> [Goal of the exercise]
Aside from the pictures, the entries should be given again exactly.

Element data from apps and pages:
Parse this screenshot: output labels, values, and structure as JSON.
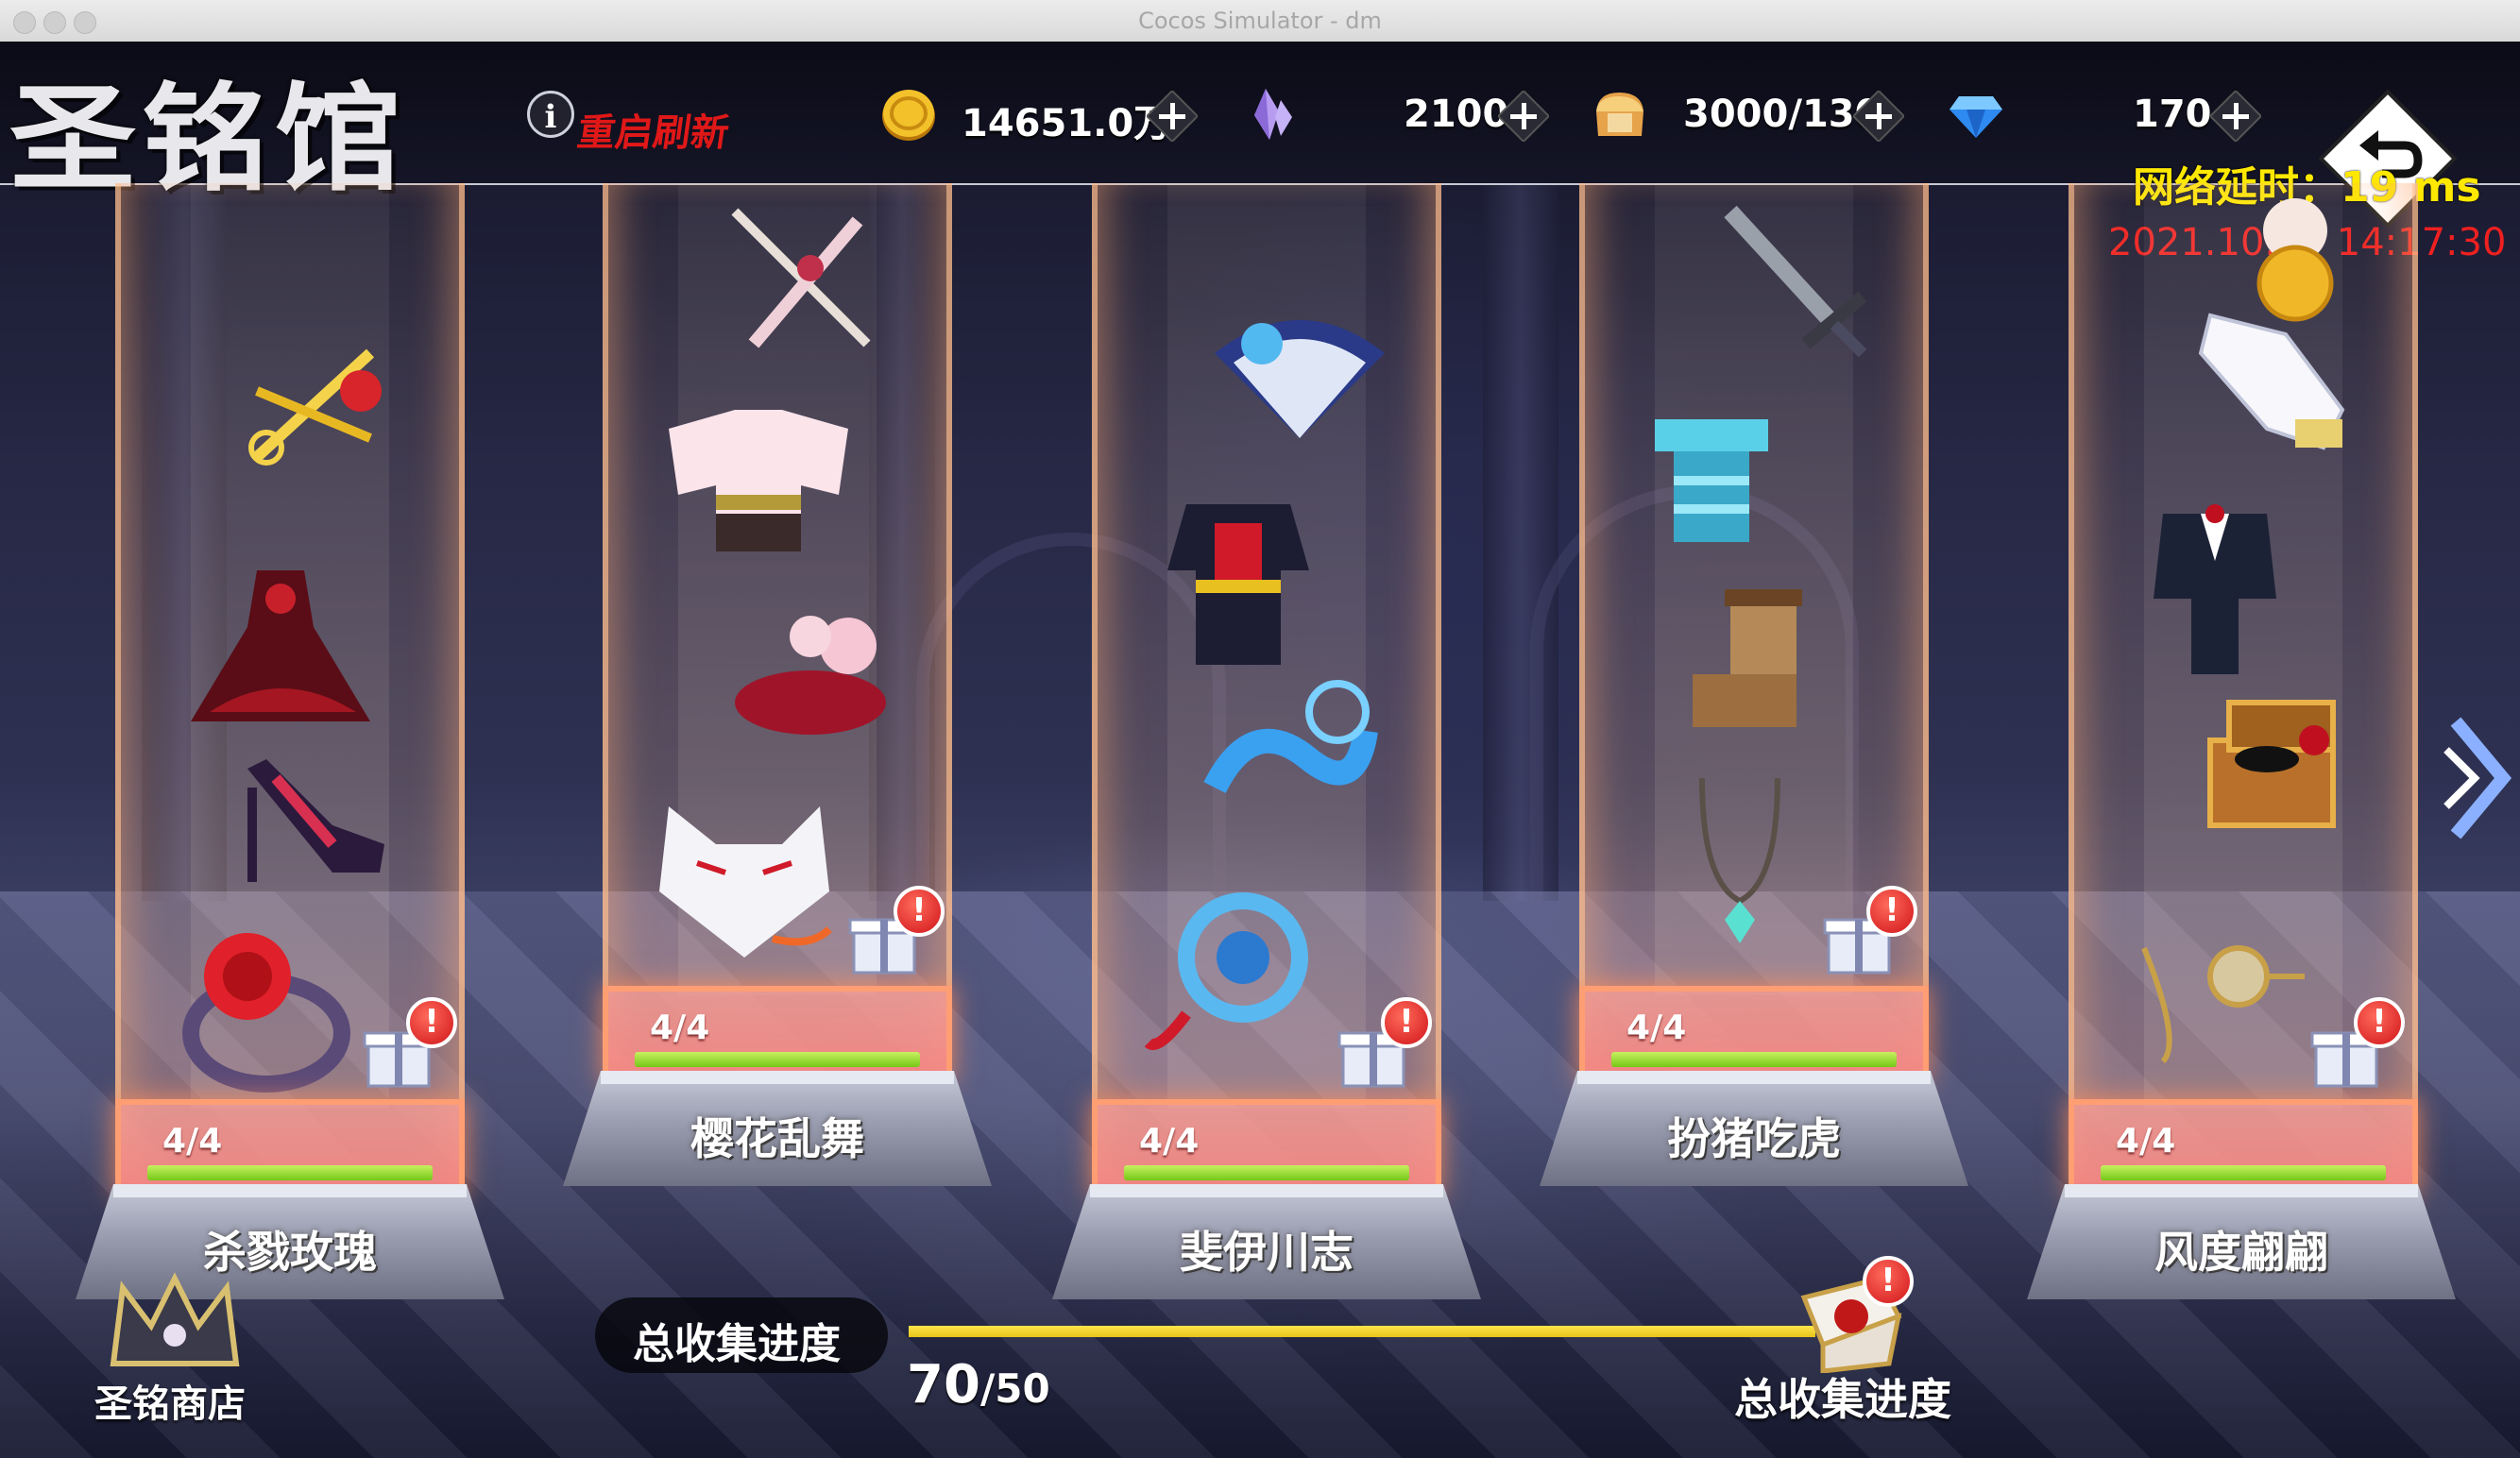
{
  "window": {
    "title": "Cocos Simulator - dm"
  },
  "header": {
    "hall_title": "圣铭馆",
    "refresh_label": "重启刷新",
    "resources": [
      {
        "icon": "gold-coin-icon",
        "value": "14651.0万"
      },
      {
        "icon": "crystal-icon",
        "value": "2100"
      },
      {
        "icon": "bread-stamina-icon",
        "value": "3000/130"
      },
      {
        "icon": "diamond-icon",
        "value": "170"
      }
    ],
    "network_latency": "网络延时：19 ms",
    "datetime": "2021.10.19 14:17:30"
  },
  "showcases": [
    {
      "name": "杀戮玫瑰",
      "progress_text": "4/4",
      "progress": 1.0
    },
    {
      "name": "樱花乱舞",
      "progress_text": "4/4",
      "progress": 1.0
    },
    {
      "name": "斐伊川志",
      "progress_text": "4/4",
      "progress": 1.0
    },
    {
      "name": "扮猪吃虎",
      "progress_text": "4/4",
      "progress": 1.0
    },
    {
      "name": "风度翩翩",
      "progress_text": "4/4",
      "progress": 1.0
    }
  ],
  "alert_mark": "!",
  "shop": {
    "label": "圣铭商店"
  },
  "collection": {
    "label": "总收集进度",
    "current": "70",
    "total": "/50",
    "progress": 1.0,
    "reward_label": "总收集进度"
  },
  "colors": {
    "accent_gold": "#ffe800",
    "alert_red": "#e01818",
    "bar_green": "#74c817",
    "glow_orange": "#ff9e72"
  }
}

> [Written solution]
Parse this screenshot: output labels, values, and structure as JSON.
{
  "window": {
    "title": "Cocos Simulator - dm"
  },
  "header": {
    "hall_title": "圣铭馆",
    "refresh_label": "重启刷新",
    "resources": [
      {
        "icon": "gold-coin-icon",
        "value": "14651.0万"
      },
      {
        "icon": "crystal-icon",
        "value": "2100"
      },
      {
        "icon": "bread-stamina-icon",
        "value": "3000/130"
      },
      {
        "icon": "diamond-icon",
        "value": "170"
      }
    ],
    "network_latency": "网络延时：19 ms",
    "datetime": "2021.10.19 14:17:30"
  },
  "showcases": [
    {
      "name": "杀戮玫瑰",
      "progress_text": "4/4",
      "progress": 1.0
    },
    {
      "name": "樱花乱舞",
      "progress_text": "4/4",
      "progress": 1.0
    },
    {
      "name": "斐伊川志",
      "progress_text": "4/4",
      "progress": 1.0
    },
    {
      "name": "扮猪吃虎",
      "progress_text": "4/4",
      "progress": 1.0
    },
    {
      "name": "风度翩翩",
      "progress_text": "4/4",
      "progress": 1.0
    }
  ],
  "alert_mark": "!",
  "shop": {
    "label": "圣铭商店"
  },
  "collection": {
    "label": "总收集进度",
    "current": "70",
    "total": "/50",
    "progress": 1.0,
    "reward_label": "总收集进度"
  },
  "colors": {
    "accent_gold": "#ffe800",
    "alert_red": "#e01818",
    "bar_green": "#74c817",
    "glow_orange": "#ff9e72"
  }
}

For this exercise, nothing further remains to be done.